Dataset records -
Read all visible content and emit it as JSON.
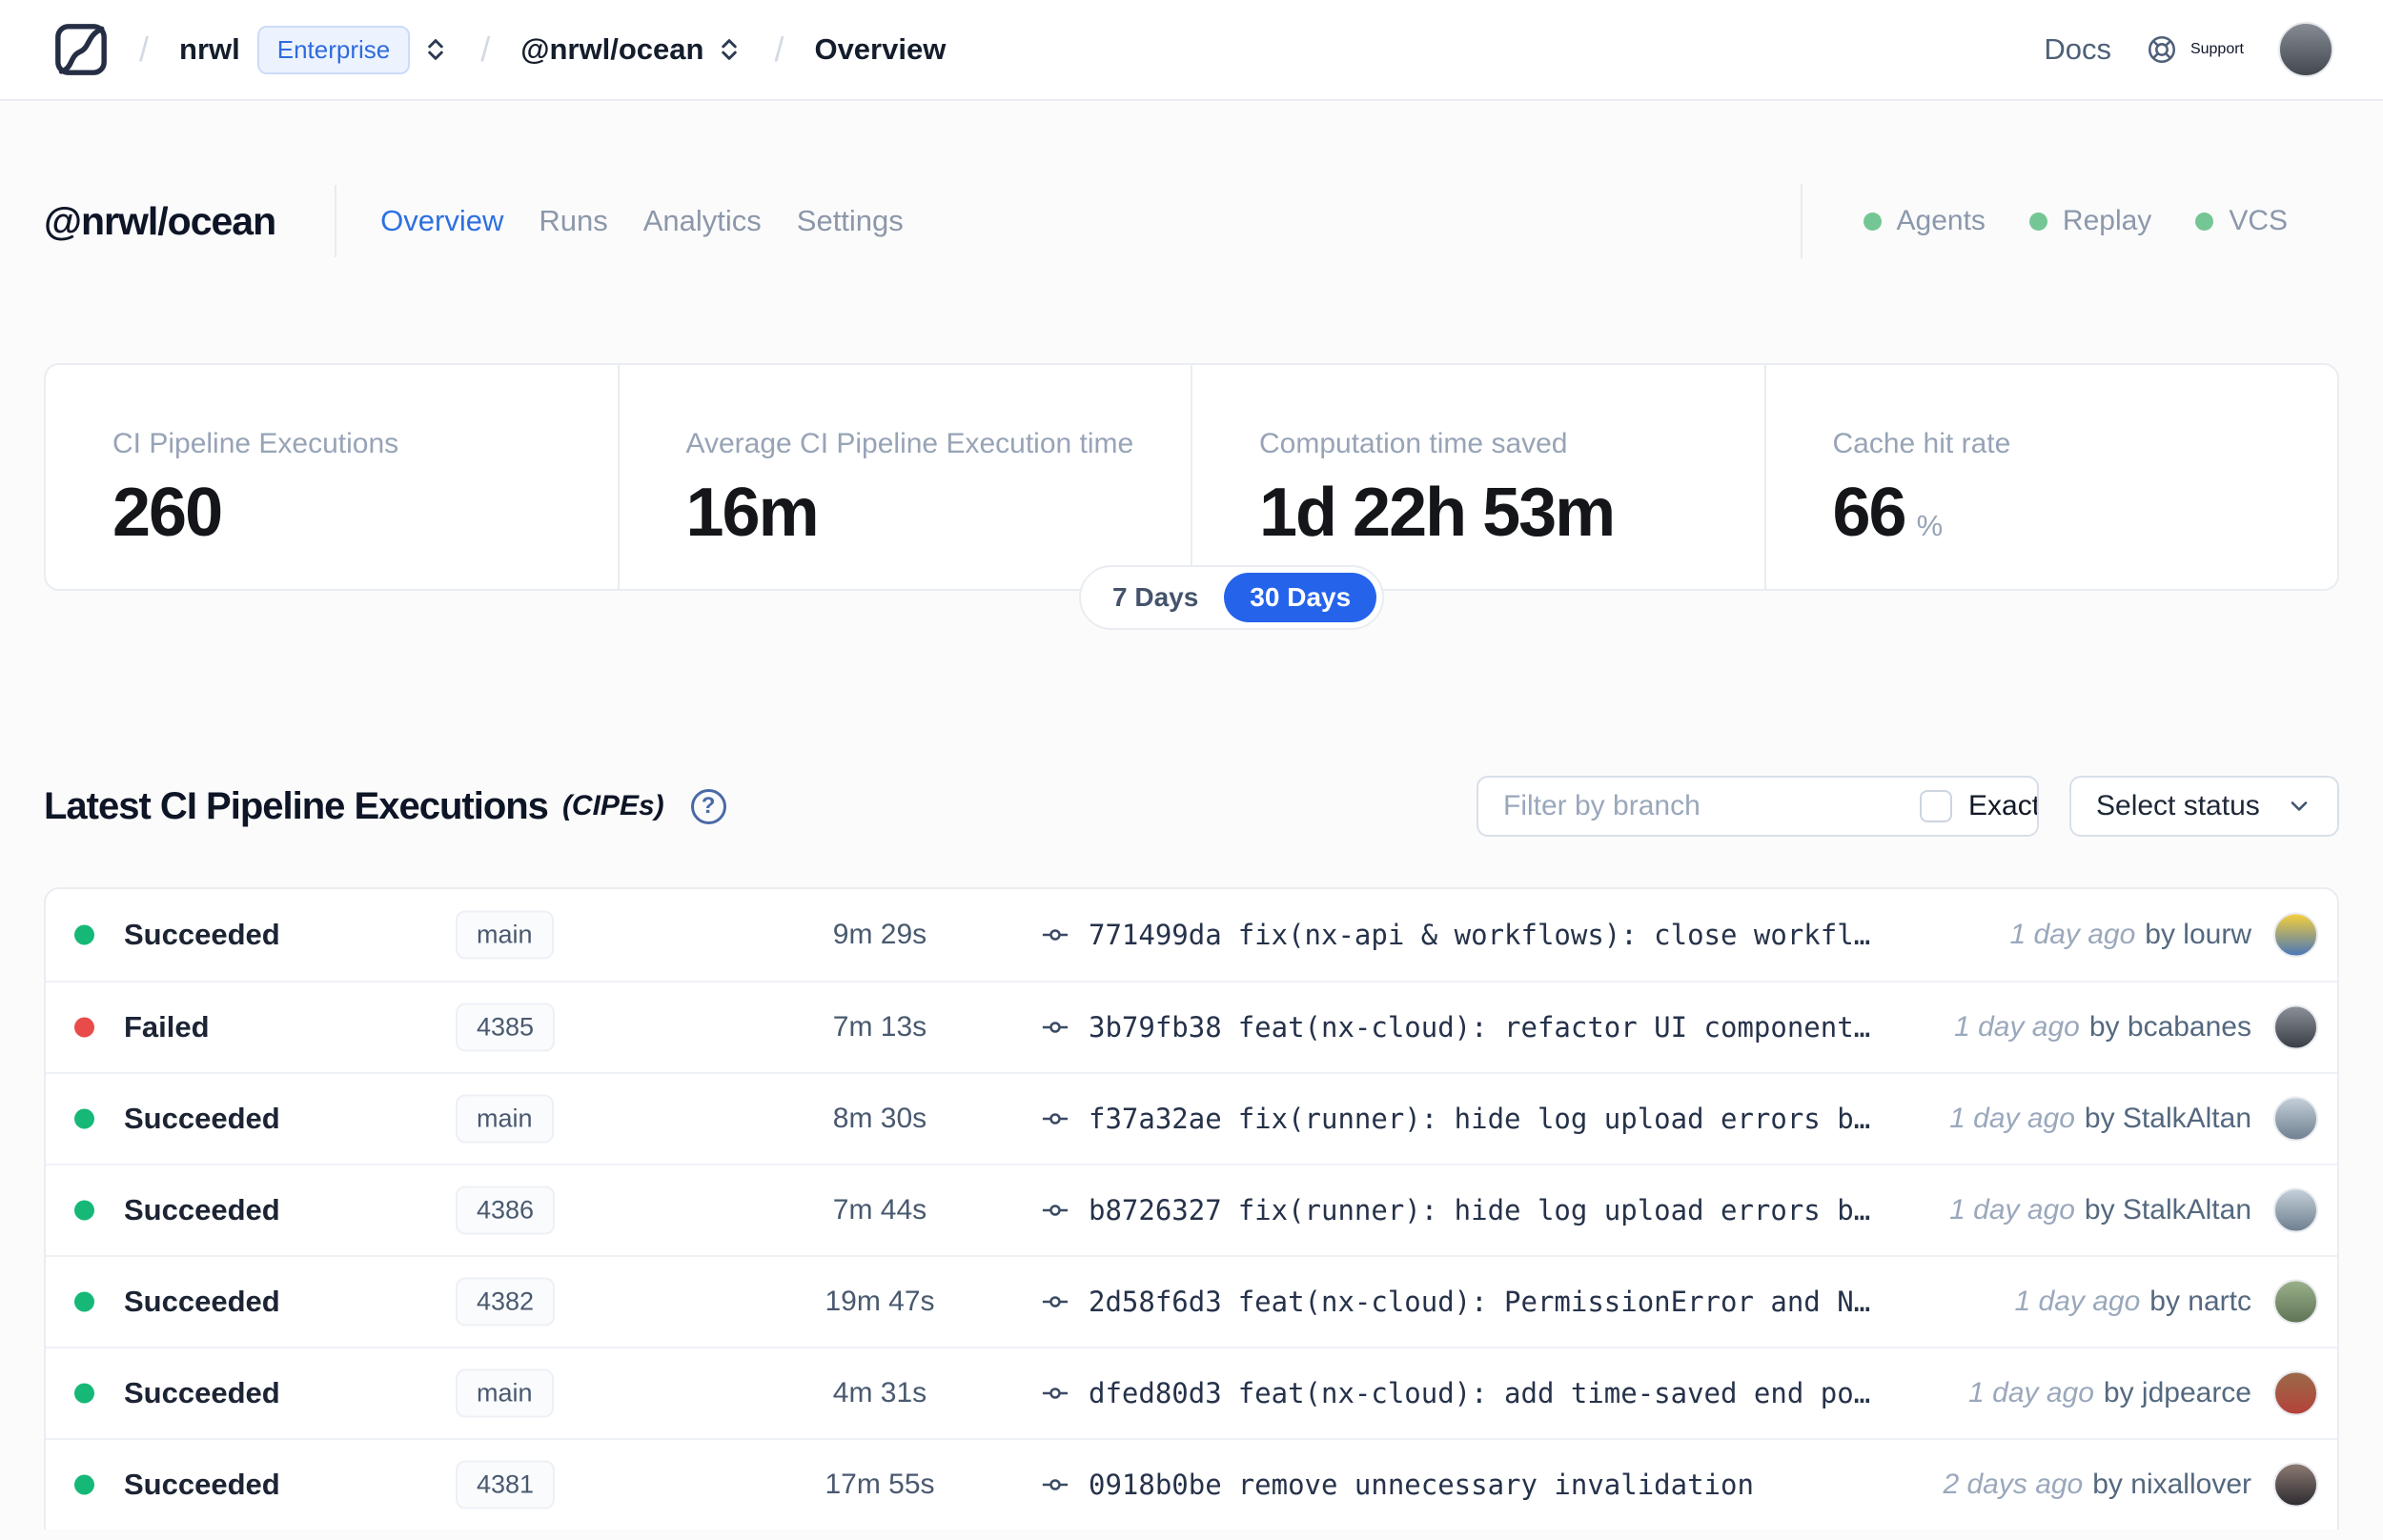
{
  "topbar": {
    "breadcrumb": {
      "separator": "/",
      "org": "nrwl",
      "org_badge": "Enterprise",
      "workspace": "@nrwl/ocean",
      "page": "Overview"
    },
    "docs_label": "Docs",
    "support_label": "Support",
    "user_avatar_colors": [
      "#868c94",
      "#43484f"
    ]
  },
  "header": {
    "title": "@nrwl/ocean",
    "tabs": [
      {
        "label": "Overview",
        "active": true
      },
      {
        "label": "Runs",
        "active": false
      },
      {
        "label": "Analytics",
        "active": false
      },
      {
        "label": "Settings",
        "active": false
      }
    ],
    "services": [
      {
        "label": "Agents"
      },
      {
        "label": "Replay"
      },
      {
        "label": "VCS"
      }
    ]
  },
  "stats": {
    "cards": [
      {
        "label": "CI Pipeline Executions",
        "value": "260",
        "suffix": ""
      },
      {
        "label": "Average CI Pipeline Execution time",
        "value": "16m",
        "suffix": ""
      },
      {
        "label": "Computation time saved",
        "value": "1d 22h 53m",
        "suffix": ""
      },
      {
        "label": "Cache hit rate",
        "value": "66",
        "suffix": "%"
      }
    ],
    "range_toggle": {
      "options": [
        "7 Days",
        "30 Days"
      ],
      "selected": "30 Days"
    }
  },
  "cipes": {
    "title": "Latest CI Pipeline Executions",
    "title_suffix": "(CIPEs)",
    "filter_placeholder": "Filter by branch",
    "exact_label": "Exact",
    "status_select_label": "Select status",
    "by_label": "by",
    "rows": [
      {
        "status": "Succeeded",
        "result": "success",
        "branch": "main",
        "duration": "9m 29s",
        "commit": "771499da",
        "message": "fix(nx-api & workflows): close workfl…",
        "time_ago": "1 day ago",
        "author": "lourw",
        "avatar_colors": [
          "#f4cf3d",
          "#4a77b8"
        ]
      },
      {
        "status": "Failed",
        "result": "failed",
        "branch": "4385",
        "duration": "7m 13s",
        "commit": "3b79fb38",
        "message": "feat(nx-cloud): refactor UI component…",
        "time_ago": "1 day ago",
        "author": "bcabanes",
        "avatar_colors": [
          "#8a9097",
          "#3a3f46"
        ]
      },
      {
        "status": "Succeeded",
        "result": "success",
        "branch": "main",
        "duration": "8m 30s",
        "commit": "f37a32ae",
        "message": "fix(runner): hide log upload errors b…",
        "time_ago": "1 day ago",
        "author": "StalkAltan",
        "avatar_colors": [
          "#c3cfd9",
          "#708090"
        ]
      },
      {
        "status": "Succeeded",
        "result": "success",
        "branch": "4386",
        "duration": "7m 44s",
        "commit": "b8726327",
        "message": "fix(runner): hide log upload errors b…",
        "time_ago": "1 day ago",
        "author": "StalkAltan",
        "avatar_colors": [
          "#c3cfd9",
          "#708090"
        ]
      },
      {
        "status": "Succeeded",
        "result": "success",
        "branch": "4382",
        "duration": "19m 47s",
        "commit": "2d58f6d3",
        "message": "feat(nx-cloud): PermissionError and N…",
        "time_ago": "1 day ago",
        "author": "nartc",
        "avatar_colors": [
          "#9ab08a",
          "#5f7456"
        ]
      },
      {
        "status": "Succeeded",
        "result": "success",
        "branch": "main",
        "duration": "4m 31s",
        "commit": "dfed80d3",
        "message": "feat(nx-cloud): add time-saved end po…",
        "time_ago": "1 day ago",
        "author": "jdpearce",
        "avatar_colors": [
          "#9a6a4a",
          "#b5423a"
        ]
      },
      {
        "status": "Succeeded",
        "result": "success",
        "branch": "4381",
        "duration": "17m 55s",
        "commit": "0918b0be",
        "message": "remove unnecessary invalidation",
        "time_ago": "2 days ago",
        "author": "nixallover",
        "avatar_colors": [
          "#8c7a72",
          "#2e2c31"
        ]
      }
    ]
  },
  "colors": {
    "accent_blue": "#2563eb",
    "success_green": "#16b877",
    "failed_red": "#e94b4b",
    "service_green": "#74c794"
  }
}
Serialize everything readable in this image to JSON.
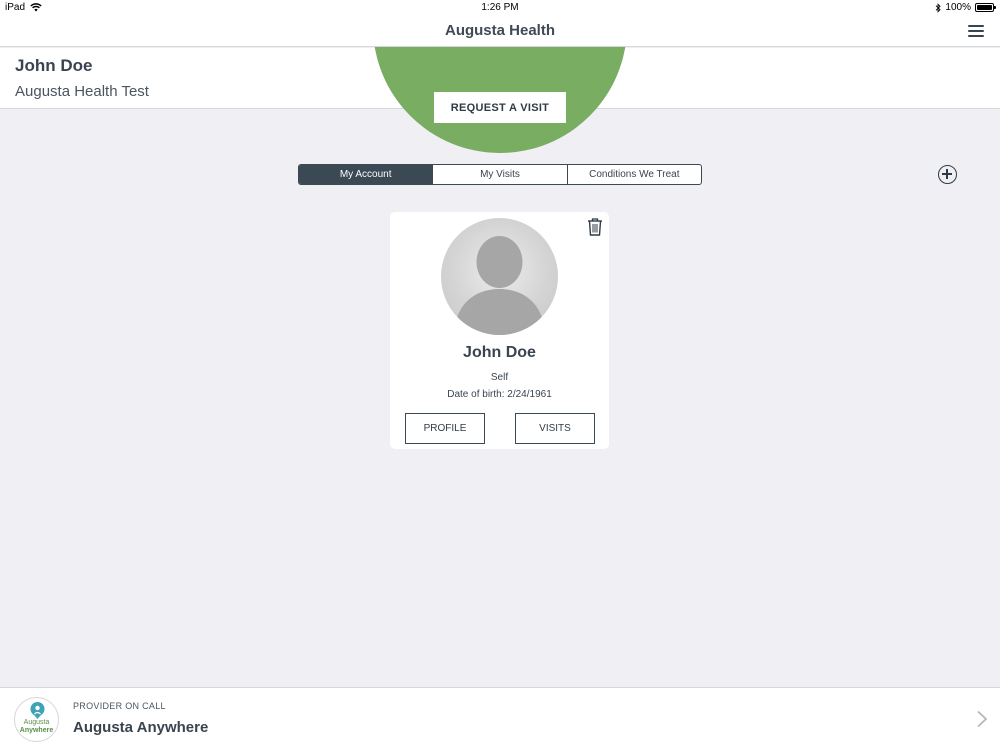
{
  "status_bar": {
    "device": "iPad",
    "time": "1:26 PM",
    "battery": "100%"
  },
  "nav": {
    "title": "Augusta Health"
  },
  "user": {
    "name": "John Doe",
    "organization": "Augusta Health Test"
  },
  "request_button": "REQUEST A VISIT",
  "tabs": [
    {
      "label": "My Account",
      "active": true
    },
    {
      "label": "My Visits",
      "active": false
    },
    {
      "label": "Conditions We Treat",
      "active": false
    }
  ],
  "patient_card": {
    "name": "John Doe",
    "relationship": "Self",
    "dob": "Date of birth: 2/24/1961",
    "profile_button": "PROFILE",
    "visits_button": "VISITS"
  },
  "provider_bar": {
    "label": "PROVIDER ON CALL",
    "title": "Augusta Anywhere",
    "logo_text_1": "Augusta",
    "logo_text_2": "Anywhere"
  },
  "colors": {
    "brand_green": "#79ad62",
    "dark_slate": "#3b4955",
    "background": "#efeff4"
  },
  "icons": [
    "wifi-icon",
    "bluetooth-icon",
    "battery-icon",
    "hamburger-menu-icon",
    "add-circle-icon",
    "trash-icon",
    "avatar-placeholder-icon",
    "chevron-right-icon",
    "location-pin-icon"
  ]
}
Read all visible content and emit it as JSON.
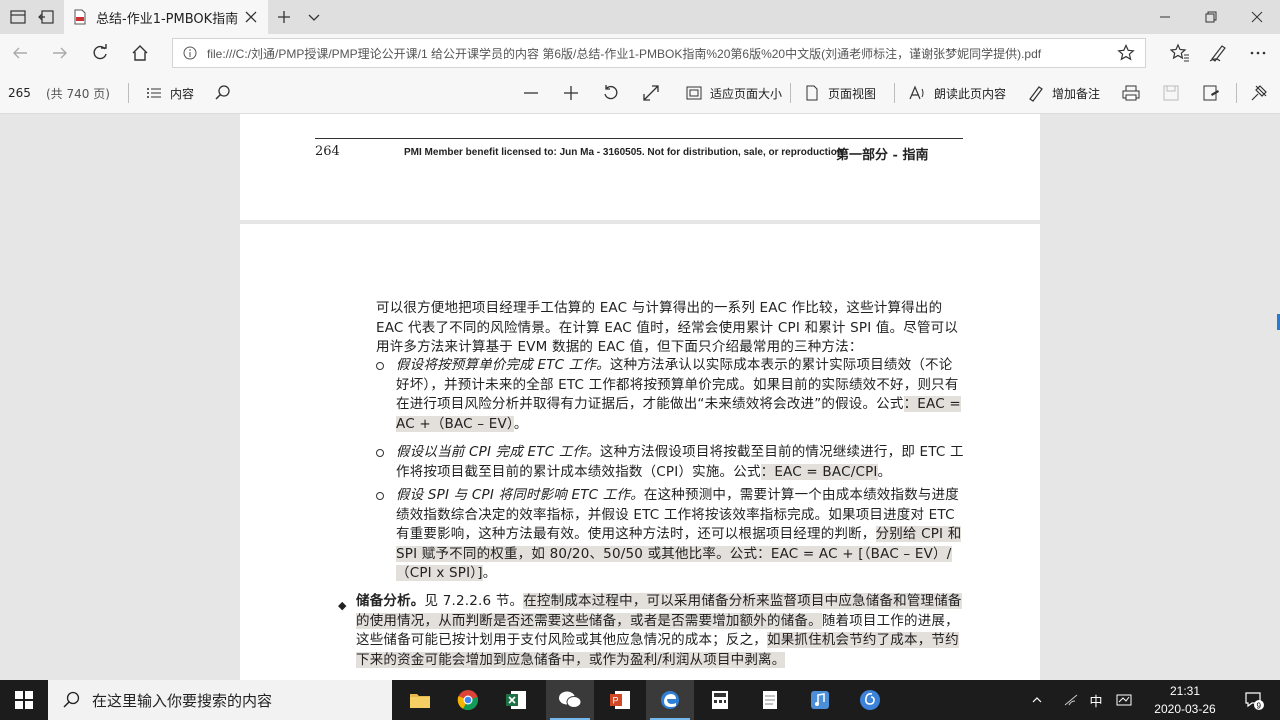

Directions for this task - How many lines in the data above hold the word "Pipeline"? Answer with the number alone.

Your response - 3